Because Whitney's cognitive impairment was mild, reversible, and short lived, no reasonable jury could conclude based on this record that it substantially limited her ability to work or to learn. As such, and as a matter of law, she was not disabled within the meaning of the ADA and therefore not entitled to its protections.
The definitions of "disability" and "handicap" are virtually identical in the statutes. Compare 42 U.S.C. §§ 12102(2) with Mass. Gen. Laws ch. 151B, §§ 1(17). Given the similarity, our singular analysis disposes of both the federal and state claims.
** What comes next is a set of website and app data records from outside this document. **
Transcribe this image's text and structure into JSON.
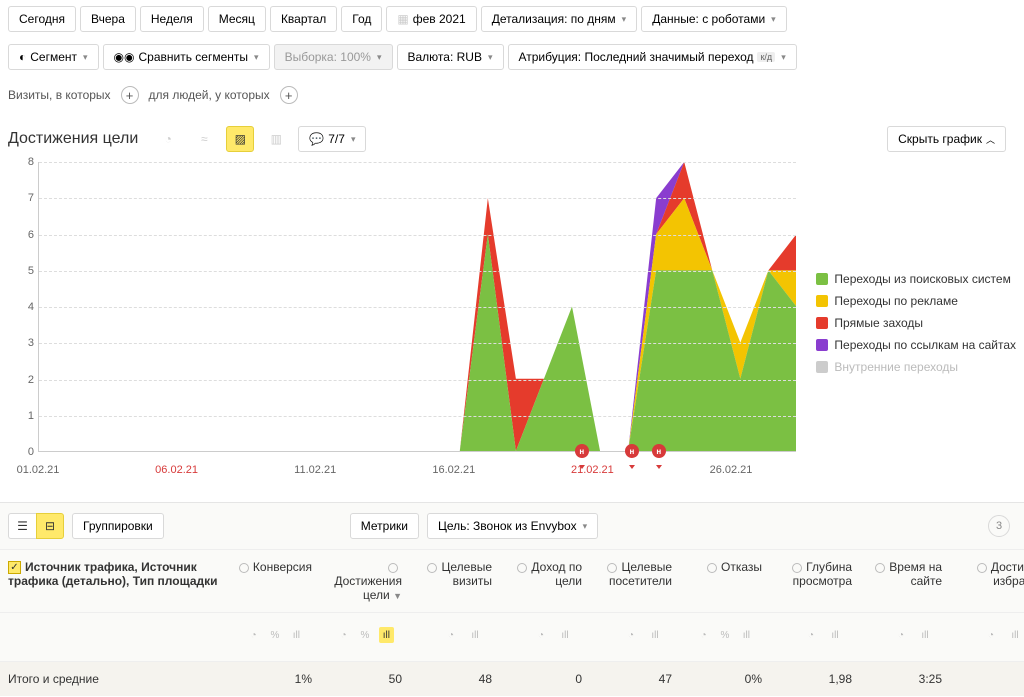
{
  "periods": {
    "today": "Сегодня",
    "yesterday": "Вчера",
    "week": "Неделя",
    "month": "Месяц",
    "quarter": "Квартал",
    "year": "Год",
    "picker": "фев 2021"
  },
  "top_selects": {
    "detail": "Детализация: по дням",
    "data": "Данные: с роботами"
  },
  "row2": {
    "segment": "Сегмент",
    "compare": "Сравнить сегменты",
    "sample": "Выборка: 100%",
    "currency": "Валюта: RUB",
    "attribution": "Атрибуция: Последний значимый переход",
    "attr_badge": "к/д"
  },
  "filters": {
    "visits": "Визиты, в которых",
    "people": "для людей, у которых"
  },
  "section": {
    "title": "Достижения цели",
    "counter": "7/7",
    "hide": "Скрыть график"
  },
  "chart_data": {
    "type": "area",
    "ylim": [
      0,
      8
    ],
    "yticks": [
      0,
      1,
      2,
      3,
      4,
      5,
      6,
      7,
      8
    ],
    "xticks": [
      {
        "label": "01.02.21",
        "pos": 0
      },
      {
        "label": "06.02.21",
        "pos": 18,
        "red": true
      },
      {
        "label": "11.02.21",
        "pos": 36
      },
      {
        "label": "16.02.21",
        "pos": 54
      },
      {
        "label": "21.02.21",
        "pos": 72,
        "red": true
      },
      {
        "label": "26.02.21",
        "pos": 90
      }
    ],
    "dates": [
      "01.02.21",
      "02.02.21",
      "03.02.21",
      "04.02.21",
      "05.02.21",
      "06.02.21",
      "07.02.21",
      "08.02.21",
      "09.02.21",
      "10.02.21",
      "11.02.21",
      "12.02.21",
      "13.02.21",
      "14.02.21",
      "15.02.21",
      "16.02.21",
      "17.02.21",
      "18.02.21",
      "19.02.21",
      "20.02.21",
      "21.02.21",
      "22.02.21",
      "23.02.21",
      "24.02.21",
      "25.02.21",
      "26.02.21",
      "27.02.21",
      "28.02.21"
    ],
    "series": [
      {
        "name": "Переходы из поисковых систем",
        "color": "#7bc043",
        "values": [
          0,
          0,
          0,
          0,
          0,
          0,
          0,
          0,
          0,
          0,
          0,
          0,
          0,
          0,
          0,
          0,
          6,
          0,
          2,
          4,
          0,
          0,
          5,
          5,
          5,
          2,
          5,
          4
        ]
      },
      {
        "name": "Переходы по рекламе",
        "color": "#f3c402",
        "values": [
          0,
          0,
          0,
          0,
          0,
          0,
          0,
          0,
          0,
          0,
          0,
          0,
          0,
          0,
          0,
          0,
          0,
          0,
          0,
          0,
          0,
          0,
          1,
          2,
          0,
          1,
          0,
          1
        ]
      },
      {
        "name": "Прямые заходы",
        "color": "#e53b2c",
        "values": [
          0,
          0,
          0,
          0,
          0,
          0,
          0,
          0,
          0,
          0,
          0,
          0,
          0,
          0,
          0,
          0,
          1,
          2,
          0,
          0,
          0,
          0,
          0,
          1,
          0,
          0,
          0,
          1
        ]
      },
      {
        "name": "Переходы по ссылкам на сайтах",
        "color": "#8a3dcf",
        "values": [
          0,
          0,
          0,
          0,
          0,
          0,
          0,
          0,
          0,
          0,
          0,
          0,
          0,
          0,
          0,
          0,
          0,
          0,
          0,
          0,
          0,
          0,
          1,
          0,
          0,
          0,
          0,
          0
        ]
      },
      {
        "name": "Внутренние переходы",
        "color": "#cccccc",
        "values": [
          0,
          0,
          0,
          0,
          0,
          0,
          0,
          0,
          0,
          0,
          0,
          0,
          0,
          0,
          0,
          0,
          0,
          0,
          0,
          0,
          0,
          0,
          0,
          0,
          0,
          0,
          0,
          0
        ],
        "disabled": true
      }
    ],
    "markers_h": [
      70.5,
      77,
      80.5
    ]
  },
  "table_toolbar": {
    "groupings": "Группировки",
    "metrics": "Метрики",
    "goal": "Цель: Звонок из Envybox",
    "badge": "3"
  },
  "table": {
    "dim_header": "Источник трафика, Источник трафика (детально), Тип площадки",
    "cols": [
      "Конверсия",
      "Достижения цели",
      "Целевые визиты",
      "Доход по цели",
      "Целевые посетители",
      "Отказы",
      "Глубина просмотра",
      "Время на сайте",
      "Достиж избран"
    ],
    "sort_col": 1,
    "totals_label": "Итого и средние",
    "totals": [
      "1%",
      "50",
      "48",
      "0",
      "47",
      "0%",
      "1,98",
      "3:25",
      ""
    ]
  }
}
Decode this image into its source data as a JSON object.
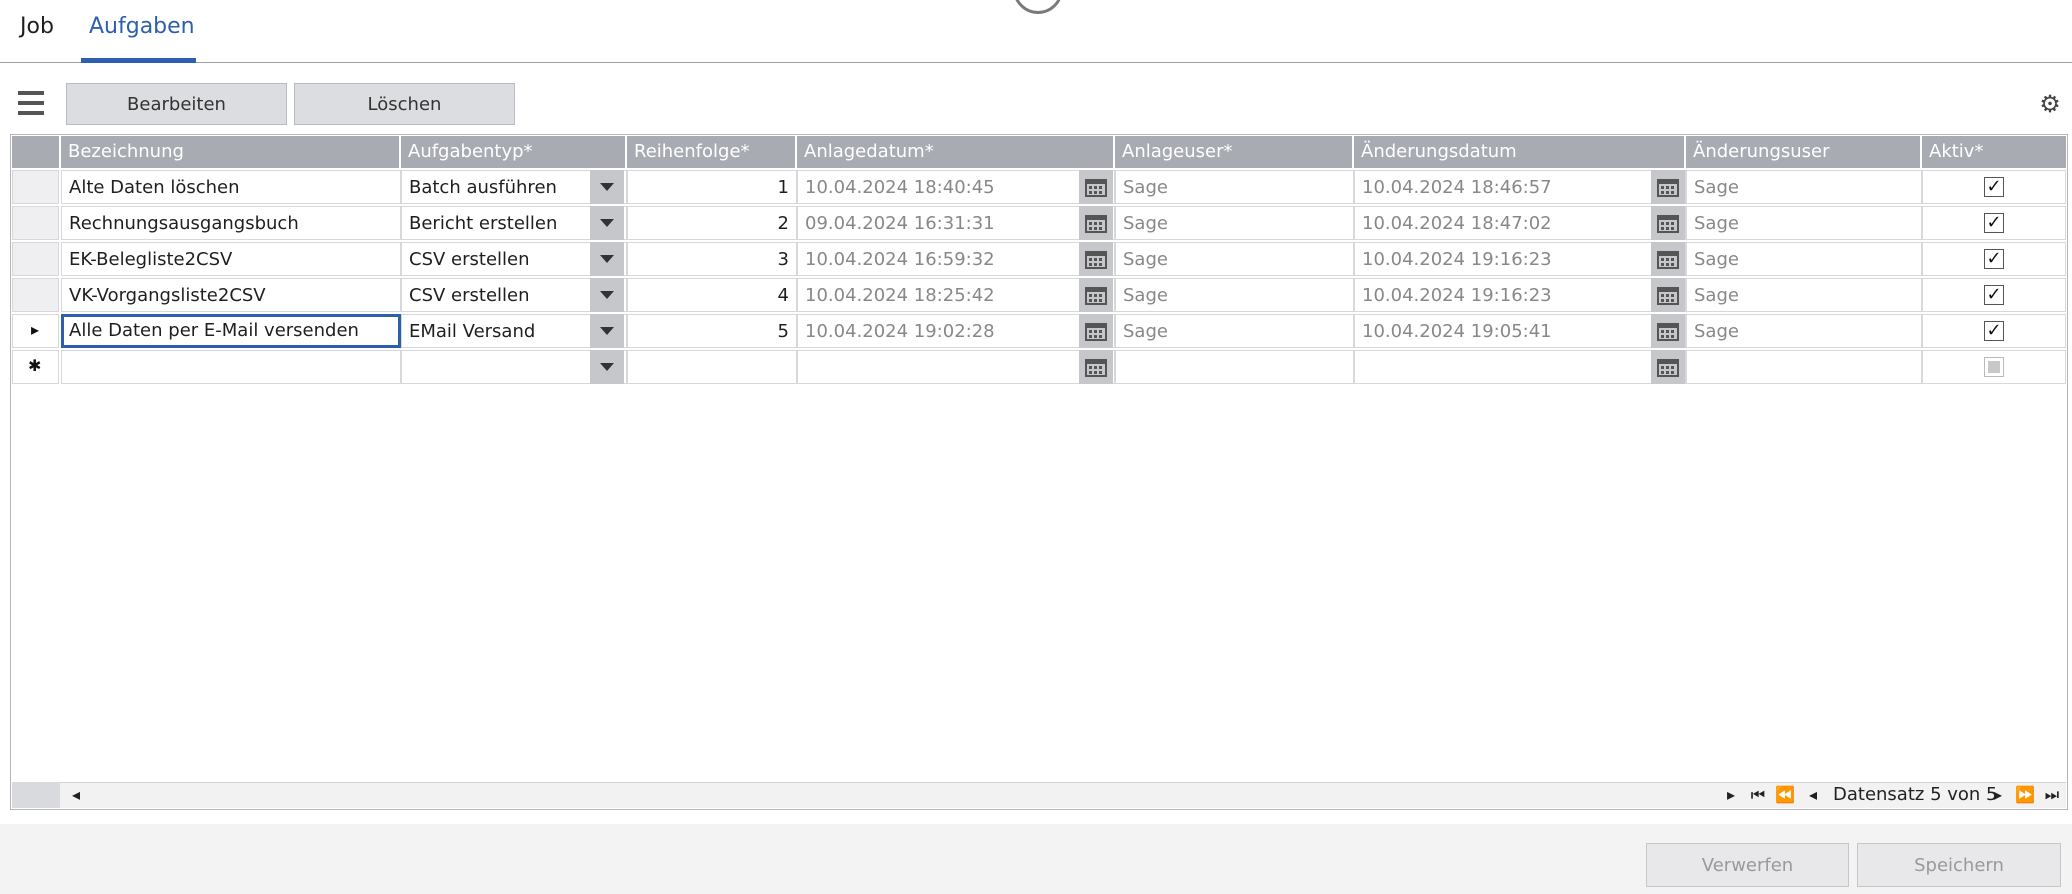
{
  "tabs": [
    {
      "label": "Job",
      "active": false
    },
    {
      "label": "Aufgaben",
      "active": true
    }
  ],
  "toolbar": {
    "menu_icon": "hamburger-icon",
    "edit_label": "Bearbeiten",
    "delete_label": "Löschen",
    "settings_icon": "gear-icon"
  },
  "grid": {
    "columns": [
      "Bezeichnung",
      "Aufgabentyp*",
      "Reihenfolge*",
      "Anlagedatum*",
      "Anlageuser*",
      "Änderungsdatum",
      "Änderungsuser",
      "Aktiv*"
    ],
    "rows": [
      {
        "bezeichnung": "Alte Daten löschen",
        "typ": "Batch ausführen",
        "reihenfolge": "1",
        "anlagedatum": "10.04.2024 18:40:45",
        "anlageuser": "Sage",
        "aenderungsdatum": "10.04.2024 18:46:57",
        "aenderungsuser": "Sage",
        "aktiv": true
      },
      {
        "bezeichnung": "Rechnungsausgangsbuch",
        "typ": "Bericht erstellen",
        "reihenfolge": "2",
        "anlagedatum": "09.04.2024 16:31:31",
        "anlageuser": "Sage",
        "aenderungsdatum": "10.04.2024 18:47:02",
        "aenderungsuser": "Sage",
        "aktiv": true
      },
      {
        "bezeichnung": "EK-Belegliste2CSV",
        "typ": "CSV erstellen",
        "reihenfolge": "3",
        "anlagedatum": "10.04.2024 16:59:32",
        "anlageuser": "Sage",
        "aenderungsdatum": "10.04.2024 19:16:23",
        "aenderungsuser": "Sage",
        "aktiv": true
      },
      {
        "bezeichnung": "VK-Vorgangsliste2CSV",
        "typ": "CSV erstellen",
        "reihenfolge": "4",
        "anlagedatum": "10.04.2024 18:25:42",
        "anlageuser": "Sage",
        "aenderungsdatum": "10.04.2024 19:16:23",
        "aenderungsuser": "Sage",
        "aktiv": true
      },
      {
        "bezeichnung": "Alle Daten per E-Mail versenden",
        "typ": "EMail Versand",
        "reihenfolge": "5",
        "anlagedatum": "10.04.2024 19:02:28",
        "anlageuser": "Sage",
        "aenderungsdatum": "10.04.2024 19:05:41",
        "aenderungsuser": "Sage",
        "aktiv": true
      }
    ],
    "current_row_marker": "▸",
    "new_row_marker": "✱"
  },
  "pager": {
    "status": "Datensatz 5 von 5"
  },
  "footer": {
    "discard_label": "Verwerfen",
    "save_label": "Speichern"
  }
}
See Ward v. Massachusetts Health Research Inst., 209 F.3d 29, 33 n.2 (1st Cir. 2000) ("The Supreme Judicial Court of Massachusetts has indicated that federal case law construing the ADA should be followed in interpreting the Massachusetts disability law."). Although a recent decision of the SJC, decided after the argument in this case, indicates that Massachusetts law diverges from the ADA where mitigating or corrective devices are at issue, compare Dahill v. Police Dep't of Boston, 748 N.E.2d 956, 963 (Mass. 2001) (holding that mitigating or corrective devices are not considered in assessing handicap) with Sutton v. United Air Lines, Inc., 527 U.S. 471, 481 (1999) (holding that mitigating or corrective devices are considered in assessing disability), because such measures are not at issue here, we need not consider the state claim separately. In any event, no distinction between the ADA and Chapter 151B was argued to the district court.
Of the other two ways in which to qualify for protection from disability discrimination - having a record of an impairment, or being regarded as impaired, id. §§ 12102(2) (B)&(C) - neither is seriously contended here. Whitney does not argue that her cancer, the only impairment of which there was any developed record, instigated the adverse employment action. Nor does she contest that GRK&B terminated her because it regarded her as impaired based on stereotypes about disability, i.e., based on any misperception about her impairment. See Gelabert-Ladenheim, 252 F.3d at 62.
GRK&B goes to great lengths to contest the reliability of the medical evidence that purportedly shows dementia secondary to chemotherapy to be a qualified impairment. Whitney argues that because her diagnosis is among those listed in the American Psychiatric Association's Diagnostic and Statistical Manual of Mental Disorders (DSM-IV), it qualifies as a covered impairment. The district court did not analyze the medical evidence, finding instead that Whitney's cognitive disorder qualified because it was akin to an "organic brain syndrome," one of the exemplars enumerated in the ADA regulations. See Whitney, 115 F. Supp. 2d at 131 (citing 29 C.F.R. §§ 1630.2(h) (2)). We need not resolve this issue.
Whitney takes exception to the district court's telescoping under the rubric of working and learning other asserted major life activities, namely: thinking, concentrating, organizing data, processing information, interacting with others, and performing other everyday tasks such as sleeping and driving at night. Even if each of these is a distinct major life activity, we agree with the district court that all may be reasonably subsumed within the broader context of working and learning. See Whitney, 115 F. Supp. 2d at 131; see also Emerson v. N. States Power Co., 256 F.3d 506, 511-12 (7th Cir. June 26, 2001) (treating memory, concentration, and interacting with others as activities that "feed into" the major life activities of learning and working).